The traveling, “The Way We Worked,” Smithsonian exhibition will visit six communities in North Carolina before it returns to the Smithsonian in Washington, DC. The Historical Association of Catawba County will host the exhibition August 10 to September 18, 2018.

Workers are the backbone of American society, investing themselves physically, emotionally, and intellectually in their work. “The Way We Worked,” exhibition is adapted from an original exhibition developed by the National Archives, explores how work has become a central element in American culture. It traces the many changes that have affected the workforce and work environment over the past 150 years, including grown in manufacturing and technology. The exhibition includes historical photographs, archival accounts of workers, film, audio and interactives, to tell the compelling story of how work impacts our individual live and the historical and cultural fabric of our communities.

The Historical Association of Catawba County will highlight Catawba County industries and the people that work here in a complementary exhibition, “Catawba: Innovation at Work.”

Learn more about the Historical Association of Catawba County or the “Way We Worked” at, by calling (828)465-0383 or by visiting the History Museum at 30 North College Ave. in downtown Newton. Regular business hours are 9am to 4pm Tuesday through Saturday.
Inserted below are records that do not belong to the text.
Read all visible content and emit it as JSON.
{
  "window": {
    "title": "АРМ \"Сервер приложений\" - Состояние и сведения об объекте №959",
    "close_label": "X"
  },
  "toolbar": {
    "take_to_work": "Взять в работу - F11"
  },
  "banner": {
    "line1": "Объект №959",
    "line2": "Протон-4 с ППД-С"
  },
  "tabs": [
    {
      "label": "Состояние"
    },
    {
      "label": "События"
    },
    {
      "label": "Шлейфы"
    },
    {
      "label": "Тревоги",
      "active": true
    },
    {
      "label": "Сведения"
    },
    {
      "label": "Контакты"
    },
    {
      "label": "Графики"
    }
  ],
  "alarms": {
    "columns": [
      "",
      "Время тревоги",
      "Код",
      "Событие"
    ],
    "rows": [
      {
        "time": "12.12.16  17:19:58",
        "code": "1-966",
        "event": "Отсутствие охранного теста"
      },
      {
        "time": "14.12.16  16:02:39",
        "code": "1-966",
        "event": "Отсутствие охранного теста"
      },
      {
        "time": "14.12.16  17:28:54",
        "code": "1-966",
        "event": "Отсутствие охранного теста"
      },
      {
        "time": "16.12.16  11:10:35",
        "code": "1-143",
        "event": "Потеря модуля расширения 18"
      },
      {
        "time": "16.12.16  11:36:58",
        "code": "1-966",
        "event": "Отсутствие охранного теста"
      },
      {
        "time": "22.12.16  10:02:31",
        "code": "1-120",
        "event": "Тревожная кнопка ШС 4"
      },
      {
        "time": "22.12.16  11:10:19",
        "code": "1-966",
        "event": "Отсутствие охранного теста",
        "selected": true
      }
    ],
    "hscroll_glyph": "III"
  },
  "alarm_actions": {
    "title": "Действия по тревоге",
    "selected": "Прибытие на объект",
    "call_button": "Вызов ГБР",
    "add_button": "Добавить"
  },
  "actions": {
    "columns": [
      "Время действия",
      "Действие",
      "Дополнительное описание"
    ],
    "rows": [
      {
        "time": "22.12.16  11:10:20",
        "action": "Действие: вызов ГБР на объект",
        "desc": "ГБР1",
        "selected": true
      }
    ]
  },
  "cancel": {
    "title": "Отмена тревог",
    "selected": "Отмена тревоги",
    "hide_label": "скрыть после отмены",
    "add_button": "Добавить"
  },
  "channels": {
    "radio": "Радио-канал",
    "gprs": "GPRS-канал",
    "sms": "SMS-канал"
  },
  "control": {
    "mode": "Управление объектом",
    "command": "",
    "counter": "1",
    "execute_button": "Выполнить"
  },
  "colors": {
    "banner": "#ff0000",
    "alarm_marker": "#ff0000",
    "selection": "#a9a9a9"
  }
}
Special extended hours during the SITES exhibition will be 9am to 8pm Monday through Saturday. Admission is free.
Photo: Lou Grandmaison, veteran panelist